Balance blood sugar and avoids sugar crashes
Encourages balance throughout the day
Encourages intentional eating
4. Get them involved! Let THEM choose veggies and fruit at the store or farmer’s market, show them where their food comes from by planting herbs or vegetables or going to the farm, and invite them into the kitchen.
Ok, I know you want to know... what nutrients do kids need?
Carbs (this includes but is not limited to vegetables)
PLUS a variety of micronutrients from vegetables and fruit
Anyone taken basic nutrition? Exactly-- they need the same things we do! And as long as we are offering a variety and not restricting their intake and providing whole food options at regular meals rather than just snacks, the micros tend to work themselves out. Kids do have a larger need for micronutrients such as iron and calcium, vitamins like vitamin c and b-vitamins. We're sticking to the basics for now, and we'll dig in more later on.
The bottom line?
1. Encourage trust- kids self regulate
2. Be the example: get right with your OWN relationship with food so you can model for your kids
3. Provide a VARIETY of nutrients
4. Include regular meal times for blood sugar balance and intentional eating.
Stay tuned for more Nutrition 101 Resources, coming to you October 2019.

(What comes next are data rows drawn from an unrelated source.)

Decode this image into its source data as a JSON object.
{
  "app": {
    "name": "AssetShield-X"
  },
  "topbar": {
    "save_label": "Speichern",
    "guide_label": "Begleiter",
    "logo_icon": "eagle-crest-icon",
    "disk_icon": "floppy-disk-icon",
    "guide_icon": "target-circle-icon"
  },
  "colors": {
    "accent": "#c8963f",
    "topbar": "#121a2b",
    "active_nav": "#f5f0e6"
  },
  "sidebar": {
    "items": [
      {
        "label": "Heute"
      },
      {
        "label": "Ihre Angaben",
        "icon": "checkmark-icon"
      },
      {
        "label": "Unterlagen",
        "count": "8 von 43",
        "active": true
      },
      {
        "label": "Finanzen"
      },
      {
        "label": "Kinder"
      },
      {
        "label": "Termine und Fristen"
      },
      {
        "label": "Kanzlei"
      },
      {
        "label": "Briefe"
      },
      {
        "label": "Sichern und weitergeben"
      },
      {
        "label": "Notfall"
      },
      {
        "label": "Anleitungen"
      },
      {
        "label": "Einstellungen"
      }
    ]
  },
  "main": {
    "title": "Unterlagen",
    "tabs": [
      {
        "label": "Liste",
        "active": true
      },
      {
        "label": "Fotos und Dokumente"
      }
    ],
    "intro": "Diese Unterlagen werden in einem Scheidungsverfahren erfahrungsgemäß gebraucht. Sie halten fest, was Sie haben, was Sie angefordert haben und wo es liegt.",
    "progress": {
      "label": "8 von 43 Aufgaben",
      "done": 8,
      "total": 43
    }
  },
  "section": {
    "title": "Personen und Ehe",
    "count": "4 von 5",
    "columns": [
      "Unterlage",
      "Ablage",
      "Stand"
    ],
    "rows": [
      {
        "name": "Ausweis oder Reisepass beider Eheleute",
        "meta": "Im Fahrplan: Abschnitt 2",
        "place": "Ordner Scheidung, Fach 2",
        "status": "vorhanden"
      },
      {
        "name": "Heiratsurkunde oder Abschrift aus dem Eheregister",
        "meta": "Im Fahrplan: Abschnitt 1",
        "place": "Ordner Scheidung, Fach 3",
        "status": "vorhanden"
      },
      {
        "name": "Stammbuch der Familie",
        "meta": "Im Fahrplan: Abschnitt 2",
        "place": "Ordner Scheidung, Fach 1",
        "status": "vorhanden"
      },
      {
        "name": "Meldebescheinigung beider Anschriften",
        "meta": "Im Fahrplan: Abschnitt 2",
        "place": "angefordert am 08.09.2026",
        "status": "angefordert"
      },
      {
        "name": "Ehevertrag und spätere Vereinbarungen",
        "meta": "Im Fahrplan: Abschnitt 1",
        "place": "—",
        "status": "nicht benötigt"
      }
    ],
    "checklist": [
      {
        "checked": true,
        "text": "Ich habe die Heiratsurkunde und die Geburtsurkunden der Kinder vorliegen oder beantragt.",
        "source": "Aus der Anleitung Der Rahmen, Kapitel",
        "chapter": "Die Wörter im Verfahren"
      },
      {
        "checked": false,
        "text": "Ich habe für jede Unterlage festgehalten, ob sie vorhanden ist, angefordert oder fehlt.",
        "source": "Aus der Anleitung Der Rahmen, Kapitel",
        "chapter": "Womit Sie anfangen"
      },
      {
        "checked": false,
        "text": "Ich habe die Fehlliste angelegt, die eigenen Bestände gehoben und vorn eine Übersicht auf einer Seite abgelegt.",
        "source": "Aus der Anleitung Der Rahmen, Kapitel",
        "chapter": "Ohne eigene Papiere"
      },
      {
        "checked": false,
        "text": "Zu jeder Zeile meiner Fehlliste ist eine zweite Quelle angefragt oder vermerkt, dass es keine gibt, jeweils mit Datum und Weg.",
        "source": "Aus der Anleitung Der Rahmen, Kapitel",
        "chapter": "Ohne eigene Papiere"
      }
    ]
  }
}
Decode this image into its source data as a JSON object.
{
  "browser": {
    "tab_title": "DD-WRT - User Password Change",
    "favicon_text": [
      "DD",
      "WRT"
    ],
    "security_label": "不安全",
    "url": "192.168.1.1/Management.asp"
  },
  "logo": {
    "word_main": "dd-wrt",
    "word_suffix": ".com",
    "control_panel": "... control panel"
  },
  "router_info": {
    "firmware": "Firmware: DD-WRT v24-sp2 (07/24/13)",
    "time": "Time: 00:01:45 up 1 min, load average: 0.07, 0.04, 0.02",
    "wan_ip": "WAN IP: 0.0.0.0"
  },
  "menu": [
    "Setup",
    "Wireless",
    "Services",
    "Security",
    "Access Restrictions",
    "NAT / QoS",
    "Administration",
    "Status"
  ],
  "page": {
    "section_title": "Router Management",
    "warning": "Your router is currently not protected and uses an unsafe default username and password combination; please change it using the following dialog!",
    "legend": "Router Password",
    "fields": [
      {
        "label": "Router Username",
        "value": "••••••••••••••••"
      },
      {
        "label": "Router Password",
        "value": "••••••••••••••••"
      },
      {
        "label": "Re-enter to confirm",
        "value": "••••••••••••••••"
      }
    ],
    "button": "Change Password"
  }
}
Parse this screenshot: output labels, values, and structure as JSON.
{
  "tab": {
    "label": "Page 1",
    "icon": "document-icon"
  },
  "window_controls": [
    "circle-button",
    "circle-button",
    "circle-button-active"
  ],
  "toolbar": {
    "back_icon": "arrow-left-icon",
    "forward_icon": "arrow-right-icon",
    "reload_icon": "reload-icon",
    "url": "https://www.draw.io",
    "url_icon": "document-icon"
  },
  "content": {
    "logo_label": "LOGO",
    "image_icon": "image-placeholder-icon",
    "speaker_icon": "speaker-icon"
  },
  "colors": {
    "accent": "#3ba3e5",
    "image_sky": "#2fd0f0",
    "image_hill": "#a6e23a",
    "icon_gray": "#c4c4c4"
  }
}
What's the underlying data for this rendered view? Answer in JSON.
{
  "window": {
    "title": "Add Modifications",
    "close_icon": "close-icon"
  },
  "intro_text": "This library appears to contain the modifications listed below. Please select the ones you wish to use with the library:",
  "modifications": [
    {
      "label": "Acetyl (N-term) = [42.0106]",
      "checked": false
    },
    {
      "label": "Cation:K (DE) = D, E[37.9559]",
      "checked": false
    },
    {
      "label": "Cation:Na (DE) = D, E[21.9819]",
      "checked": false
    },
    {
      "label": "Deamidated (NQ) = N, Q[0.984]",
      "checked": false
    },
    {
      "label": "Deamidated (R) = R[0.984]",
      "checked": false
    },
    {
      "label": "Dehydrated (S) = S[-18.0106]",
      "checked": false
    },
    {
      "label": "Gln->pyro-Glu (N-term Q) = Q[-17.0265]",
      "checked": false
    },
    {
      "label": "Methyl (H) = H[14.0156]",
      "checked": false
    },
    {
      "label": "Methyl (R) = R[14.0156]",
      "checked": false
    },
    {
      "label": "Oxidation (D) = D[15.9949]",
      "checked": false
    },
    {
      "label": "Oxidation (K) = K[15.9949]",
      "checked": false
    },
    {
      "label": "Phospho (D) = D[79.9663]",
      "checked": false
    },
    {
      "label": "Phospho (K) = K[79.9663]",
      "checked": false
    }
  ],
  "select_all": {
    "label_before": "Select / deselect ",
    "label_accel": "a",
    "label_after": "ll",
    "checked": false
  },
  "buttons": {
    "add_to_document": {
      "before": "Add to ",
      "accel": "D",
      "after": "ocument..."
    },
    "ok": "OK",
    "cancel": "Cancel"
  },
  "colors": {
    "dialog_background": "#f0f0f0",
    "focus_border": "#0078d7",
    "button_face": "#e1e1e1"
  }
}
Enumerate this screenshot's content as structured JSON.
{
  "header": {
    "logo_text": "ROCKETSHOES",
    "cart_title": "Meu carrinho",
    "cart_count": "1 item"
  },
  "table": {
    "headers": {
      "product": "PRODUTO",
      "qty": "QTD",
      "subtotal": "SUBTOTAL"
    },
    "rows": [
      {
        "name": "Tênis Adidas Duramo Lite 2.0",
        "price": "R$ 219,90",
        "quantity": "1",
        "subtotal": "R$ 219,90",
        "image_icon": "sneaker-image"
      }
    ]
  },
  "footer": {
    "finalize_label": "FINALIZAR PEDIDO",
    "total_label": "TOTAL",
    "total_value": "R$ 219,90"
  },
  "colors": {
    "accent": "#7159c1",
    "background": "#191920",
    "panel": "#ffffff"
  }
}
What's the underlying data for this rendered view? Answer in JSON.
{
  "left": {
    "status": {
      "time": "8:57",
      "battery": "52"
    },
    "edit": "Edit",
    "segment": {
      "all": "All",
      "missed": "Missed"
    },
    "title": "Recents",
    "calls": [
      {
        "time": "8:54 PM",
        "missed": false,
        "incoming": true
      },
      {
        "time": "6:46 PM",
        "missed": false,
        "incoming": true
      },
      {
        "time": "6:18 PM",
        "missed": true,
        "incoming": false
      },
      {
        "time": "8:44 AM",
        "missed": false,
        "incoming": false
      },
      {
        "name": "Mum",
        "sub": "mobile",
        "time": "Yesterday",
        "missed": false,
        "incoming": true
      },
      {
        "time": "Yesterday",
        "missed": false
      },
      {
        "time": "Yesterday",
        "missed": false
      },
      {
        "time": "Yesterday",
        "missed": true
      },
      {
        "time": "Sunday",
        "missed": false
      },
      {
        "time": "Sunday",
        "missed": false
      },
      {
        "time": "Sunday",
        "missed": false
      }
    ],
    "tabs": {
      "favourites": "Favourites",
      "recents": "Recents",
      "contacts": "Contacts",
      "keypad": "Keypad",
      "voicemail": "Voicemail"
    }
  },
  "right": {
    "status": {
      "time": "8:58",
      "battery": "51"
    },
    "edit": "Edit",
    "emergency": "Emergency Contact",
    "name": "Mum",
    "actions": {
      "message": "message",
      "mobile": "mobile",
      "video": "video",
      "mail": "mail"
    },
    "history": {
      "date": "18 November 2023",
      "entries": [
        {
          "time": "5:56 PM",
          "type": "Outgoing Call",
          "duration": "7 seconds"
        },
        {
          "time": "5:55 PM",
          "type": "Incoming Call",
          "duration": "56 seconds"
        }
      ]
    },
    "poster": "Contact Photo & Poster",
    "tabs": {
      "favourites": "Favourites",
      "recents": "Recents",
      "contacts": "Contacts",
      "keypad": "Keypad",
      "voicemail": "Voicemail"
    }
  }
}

Disclaimer: The information contained on this website is for information and encouragement only and is not to be construed as a replacement for medical advice or treatment.